— What you will do —
Search the data below for "номера"; list each line that holds it.

►

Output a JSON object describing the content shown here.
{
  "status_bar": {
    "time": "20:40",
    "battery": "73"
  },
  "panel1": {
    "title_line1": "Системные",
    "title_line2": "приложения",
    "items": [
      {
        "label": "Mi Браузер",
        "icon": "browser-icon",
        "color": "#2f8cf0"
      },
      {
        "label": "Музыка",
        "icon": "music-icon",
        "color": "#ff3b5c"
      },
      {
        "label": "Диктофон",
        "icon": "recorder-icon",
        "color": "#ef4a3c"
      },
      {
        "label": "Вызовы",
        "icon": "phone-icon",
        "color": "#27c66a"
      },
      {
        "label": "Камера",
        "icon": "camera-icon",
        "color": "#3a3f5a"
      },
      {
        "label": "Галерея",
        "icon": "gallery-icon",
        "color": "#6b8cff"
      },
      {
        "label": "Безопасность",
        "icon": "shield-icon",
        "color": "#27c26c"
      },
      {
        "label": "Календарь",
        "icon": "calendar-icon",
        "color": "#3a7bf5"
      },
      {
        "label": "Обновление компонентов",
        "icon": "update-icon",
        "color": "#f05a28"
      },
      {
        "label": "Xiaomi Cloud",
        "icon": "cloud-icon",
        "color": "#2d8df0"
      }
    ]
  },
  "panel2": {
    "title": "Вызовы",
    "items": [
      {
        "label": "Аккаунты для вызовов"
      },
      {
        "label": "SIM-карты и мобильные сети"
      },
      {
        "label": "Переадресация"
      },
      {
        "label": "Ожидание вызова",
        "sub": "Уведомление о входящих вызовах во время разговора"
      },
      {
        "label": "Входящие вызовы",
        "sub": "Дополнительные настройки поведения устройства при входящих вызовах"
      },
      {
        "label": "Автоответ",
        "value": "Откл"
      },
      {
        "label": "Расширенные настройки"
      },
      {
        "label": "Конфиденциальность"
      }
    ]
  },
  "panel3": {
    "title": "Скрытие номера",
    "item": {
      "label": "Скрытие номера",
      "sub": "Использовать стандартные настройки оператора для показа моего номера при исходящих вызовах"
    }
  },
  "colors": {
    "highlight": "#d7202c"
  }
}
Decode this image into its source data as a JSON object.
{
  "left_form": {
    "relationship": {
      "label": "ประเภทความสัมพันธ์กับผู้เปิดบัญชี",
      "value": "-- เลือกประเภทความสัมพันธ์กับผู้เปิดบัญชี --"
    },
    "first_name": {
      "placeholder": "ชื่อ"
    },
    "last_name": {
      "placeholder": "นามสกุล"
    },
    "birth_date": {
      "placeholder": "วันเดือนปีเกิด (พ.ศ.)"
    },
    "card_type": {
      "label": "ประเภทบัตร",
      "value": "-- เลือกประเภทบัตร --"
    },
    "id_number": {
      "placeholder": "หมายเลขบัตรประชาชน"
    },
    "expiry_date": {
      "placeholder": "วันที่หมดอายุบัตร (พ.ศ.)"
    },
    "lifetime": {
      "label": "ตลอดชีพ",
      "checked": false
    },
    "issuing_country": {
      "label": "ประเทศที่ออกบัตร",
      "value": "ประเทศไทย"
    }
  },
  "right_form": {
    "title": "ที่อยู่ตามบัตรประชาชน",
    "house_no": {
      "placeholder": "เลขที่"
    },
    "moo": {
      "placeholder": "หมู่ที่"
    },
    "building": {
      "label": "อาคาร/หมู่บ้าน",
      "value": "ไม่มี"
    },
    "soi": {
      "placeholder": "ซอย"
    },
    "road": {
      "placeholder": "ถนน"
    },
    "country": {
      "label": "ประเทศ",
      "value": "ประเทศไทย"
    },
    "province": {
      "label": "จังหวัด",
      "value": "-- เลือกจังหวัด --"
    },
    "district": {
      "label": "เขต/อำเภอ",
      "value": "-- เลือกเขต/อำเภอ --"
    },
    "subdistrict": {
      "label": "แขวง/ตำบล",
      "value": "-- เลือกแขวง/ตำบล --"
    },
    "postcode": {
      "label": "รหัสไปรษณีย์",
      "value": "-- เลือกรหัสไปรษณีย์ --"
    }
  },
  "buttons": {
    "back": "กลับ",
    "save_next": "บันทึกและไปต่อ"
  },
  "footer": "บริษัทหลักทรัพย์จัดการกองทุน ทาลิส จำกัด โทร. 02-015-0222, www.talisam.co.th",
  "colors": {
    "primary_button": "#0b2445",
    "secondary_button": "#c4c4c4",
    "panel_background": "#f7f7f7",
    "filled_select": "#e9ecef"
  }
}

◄

— Problem solution —
    "title": "Скрытие номера",
      "label": "Скрытие номера",
      "sub": "Использовать стандартные настройки оператора для показа моего номера при исходящих вызовах"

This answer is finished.